Your assignment:
Among the entries below, how many lines include "область"? Give the number alone.

Dataset excerpts
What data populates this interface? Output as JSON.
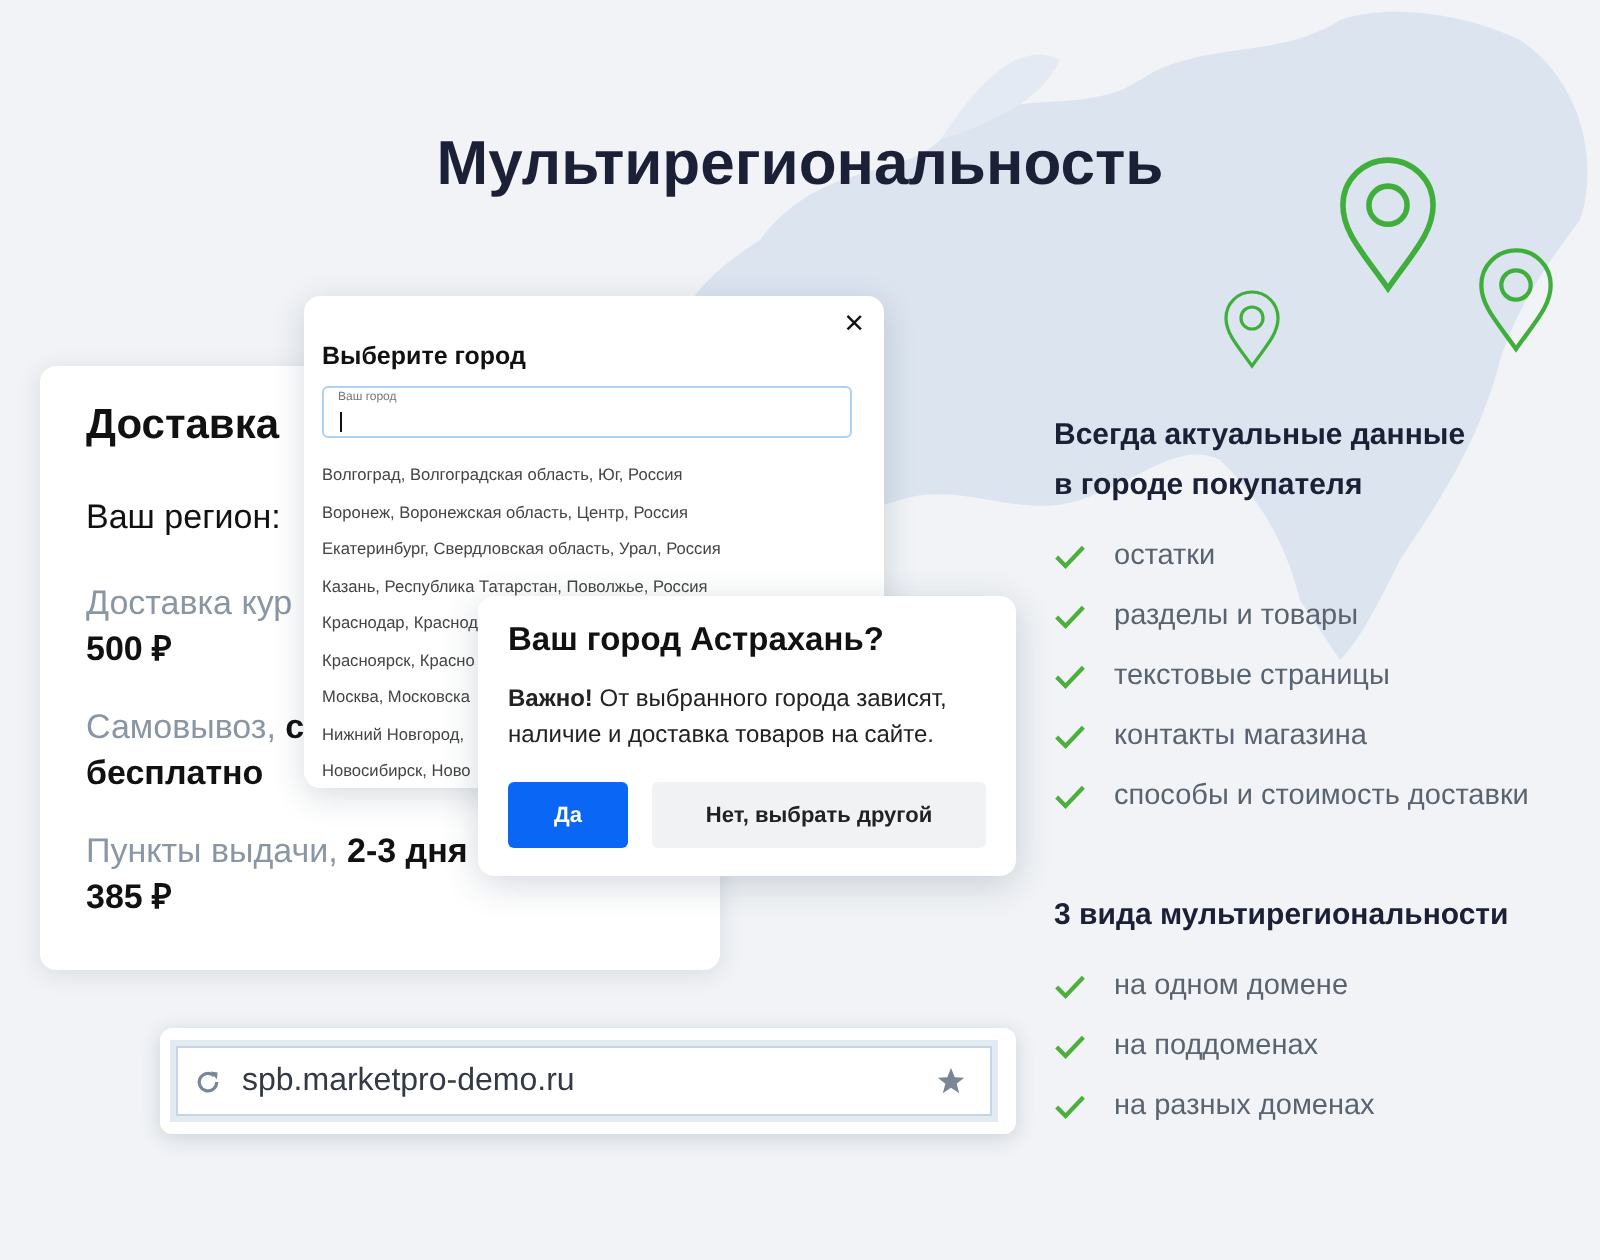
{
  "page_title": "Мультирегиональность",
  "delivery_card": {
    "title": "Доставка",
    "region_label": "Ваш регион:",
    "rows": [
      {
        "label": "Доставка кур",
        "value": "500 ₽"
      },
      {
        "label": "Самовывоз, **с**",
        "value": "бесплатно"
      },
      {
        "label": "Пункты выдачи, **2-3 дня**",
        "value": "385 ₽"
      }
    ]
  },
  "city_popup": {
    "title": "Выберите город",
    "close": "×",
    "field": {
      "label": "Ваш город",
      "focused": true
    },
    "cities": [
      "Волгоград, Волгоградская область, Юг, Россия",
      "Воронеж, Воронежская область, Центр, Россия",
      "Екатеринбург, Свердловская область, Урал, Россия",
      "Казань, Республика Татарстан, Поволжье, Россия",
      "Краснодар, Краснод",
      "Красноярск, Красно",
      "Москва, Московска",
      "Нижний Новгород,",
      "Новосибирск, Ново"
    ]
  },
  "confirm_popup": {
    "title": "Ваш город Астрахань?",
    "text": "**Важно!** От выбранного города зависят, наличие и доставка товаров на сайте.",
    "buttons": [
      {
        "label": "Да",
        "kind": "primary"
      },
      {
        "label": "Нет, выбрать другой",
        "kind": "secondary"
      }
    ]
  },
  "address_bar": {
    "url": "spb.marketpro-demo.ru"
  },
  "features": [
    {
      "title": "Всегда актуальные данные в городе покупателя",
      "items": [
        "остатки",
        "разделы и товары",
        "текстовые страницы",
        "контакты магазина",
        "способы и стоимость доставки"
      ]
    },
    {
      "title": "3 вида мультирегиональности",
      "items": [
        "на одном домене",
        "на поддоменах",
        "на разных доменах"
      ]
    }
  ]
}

Answer to this task:
3